Go through the data below and copy each line that includes "icon".

═════ Exercise data ═════

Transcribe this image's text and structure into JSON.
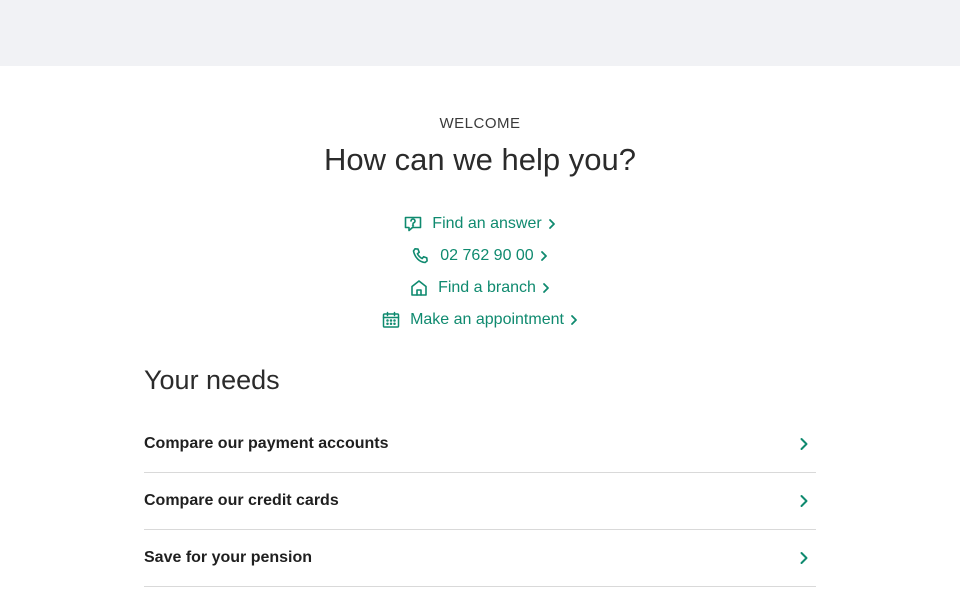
{
  "hero": {
    "eyebrow": "WELCOME",
    "headline": "How can we help you?"
  },
  "help_links": [
    {
      "label": "Find an answer",
      "icon": "question-bubble-icon"
    },
    {
      "label": "02 762 90 00",
      "icon": "phone-icon"
    },
    {
      "label": "Find a branch",
      "icon": "branch-house-icon"
    },
    {
      "label": "Make an appointment",
      "icon": "calendar-icon"
    }
  ],
  "needs": {
    "title": "Your needs",
    "items": [
      {
        "label": "Compare our payment accounts"
      },
      {
        "label": "Compare our credit cards"
      },
      {
        "label": "Save for your pension"
      }
    ]
  },
  "colors": {
    "accent": "#0f8a6f",
    "top_band": "#f1f2f5",
    "divider": "#d9d9d9"
  }
}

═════

Result below
      "icon": "question-bubble-icon"
      "icon": "phone-icon"
      "icon": "branch-house-icon"
      "icon": "calendar-icon"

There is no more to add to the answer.